There are many ways that you can get the word out about your fundraising campaign, but one of the most tried and true methods is mail. Whether you’re sending direct mail or email, being able to write a persuasive fundraising letter is an essential skill in running a successful fundraiser. But there is a right way and a wrong way, so if you want to get results from your fundraising letters you have to get savvy to what tickles people’s donation bones. Here are a few tips to keep in mind.
It never looks good when you receive a letter and it starts with something like “Dear Sir/Madam” or, worse yet, “To Whom It May Concern.” Just like when you’re sending a cover letter and CV to apply for a job, you should look up who your point of contact is and use their name in the salutation. It feels much more personal, and it shows that you’ve put in some effort. They will also be much more likely to read it. Thanks to the internet, finding contacts has never been easier. If you can’t find them online, just call the company and ask.

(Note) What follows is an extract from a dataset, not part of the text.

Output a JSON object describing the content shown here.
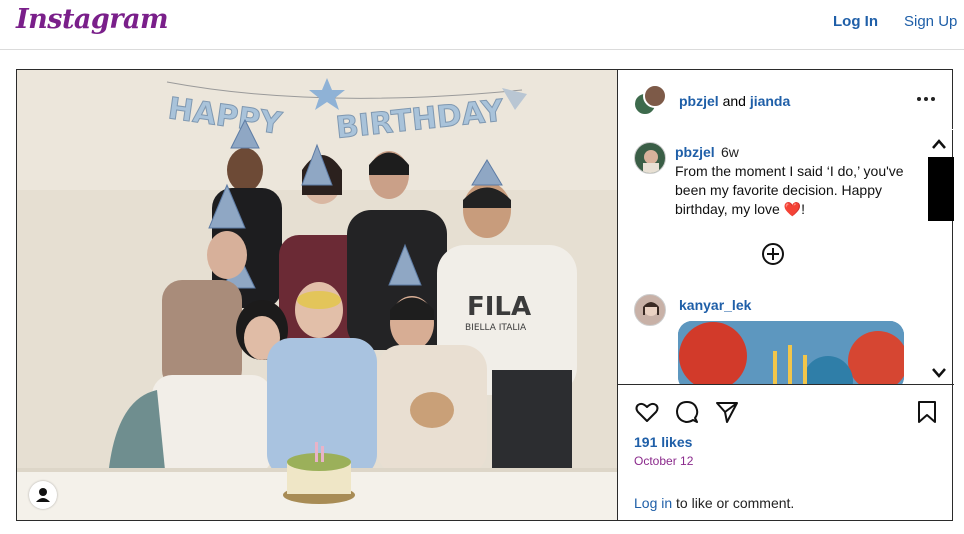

The first paragraph will be a quick introduction about your fundraiser, but in the second paragraph and beyond you need to show them what’s in it for them, and why you need their support. Try to convey a sense of urgency, and tell them how they can benefit from participating in your campaign.
If your letter has big, dense paragraphs it might be a little off-putting to the clients. People are busy. They don’t have a lot of time to thoroughly read everything that comes across their desks. Keep it short and to the point. Try to incorporate elements like bullet points or numbered lists to make it scanable.
Of course you’ll have to talk about your organization a little bit, but don’t go overboard talking about yourself. Just give the essentials. They don’t need the entire history; focus more on why you need their support, and how they can stand to benefit from helping you out. If the letter sounds like me, me, me all the time, you probably won’t have great results.
Last, but not least, don’t forget to put your contact info at the end of the letter. Your supporters need to know who to call and how to reach you if they want to contribute, so be sure to include your phone number, email, website, and any other points of contact they should know about.
Remember, you’re trying to tell a compelling story that can persuade people to support you, so focus on telling a story that resonates with people. End the letter with a quick thank you and sign your name by hand to give it that extra-personal touch. Creating a solid client base for your fundraiser is all about building relationships. A solid fundraising letter can be a powerful tool to do just that. We hope these tips will make that process a little bit easier.